All of Smith’s experiences wouldn’t be complete in Los Angeles without a Hollywood moment. In early 2020, she answered a student film casting call for someone who looked similar to the main actress, Lily Oliver. Smith’s piloting experience helped land her the role, which she filmed in two locations. The film, Hurricane, is now doing the festival rounds, hoping to pick up some buzz along the way.
Of course, Smith is not ready to stop there. In her last few months at USC, she’s taken on a new challenge: gymnastics. A fan of the floor exercise, she’s decided to rekindle her love for the sport and joined the USC club team recently, with which she will be competing in the spring. “It’s my last year at USC,” she said. “I want to see what else I can do.” What she can do, apparently, is anything she sets her mind to and as a result, Smith continues to diversify her friendships and perspectives. She acknowledges her various interests have allowed her to meet people outside of just engineering or just military experiences, a part of attending USC she treasures.
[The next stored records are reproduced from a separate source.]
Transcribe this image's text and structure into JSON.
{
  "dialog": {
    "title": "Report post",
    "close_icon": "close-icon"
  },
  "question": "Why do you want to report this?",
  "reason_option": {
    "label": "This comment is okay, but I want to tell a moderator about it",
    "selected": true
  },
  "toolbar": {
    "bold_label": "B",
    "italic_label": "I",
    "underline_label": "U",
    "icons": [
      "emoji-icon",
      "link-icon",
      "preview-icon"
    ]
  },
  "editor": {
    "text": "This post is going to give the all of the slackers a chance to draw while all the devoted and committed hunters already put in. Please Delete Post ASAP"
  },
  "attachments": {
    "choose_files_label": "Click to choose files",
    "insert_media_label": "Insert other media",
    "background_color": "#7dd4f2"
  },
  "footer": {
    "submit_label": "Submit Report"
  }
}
Long term, Smith wants to be a test pilot for Boeing—where she will be working upon graduation, after which she plans to attend an Air Force pilot training program. She sees such a position as a great combination of potential previous military flying experience with her engineering background.
“I have a dream of flying a plane in 15 years and being like, ‘wow, I had a part in designing this,’” she said.
But she also sees it from a female perspective. “As a female engineer who has no family background in this, I want to be a part of building an airplane from the design stage, and maybe help form all these systems better for female pilots down the line,” she said. “That, frankly, will improve aviation safety, so creating a more inclusive design is incredibly important.”
Smith said after all this, she’d love to someday go back to Highlands Ranch, where she grew up, and visit her old high school. “I’d love to share my story—not to recruit anyone, but to show them there is a path they didn’t initially see for themselves. My school didn’t have junior ROTC or STEM programs, but I think it’s important to show what options are out there even if you don’t know what you want to do yet as a 17-year-old!”
Smith said: “You can be an outstanding engineer, even if you’re a struggling first year engineering student. It takes time, especially when it’s all new. I want to share that you can learn anything if you have the drive or support to pursue these things. I encourage people to try new things that will expose them to opportunities they never knew existed.”
She added: “And if whatever you choose doesn’t work out, try something else. The possibilities are endless.”
Published on January 20th, 2022
Last updated on March 24th, 2022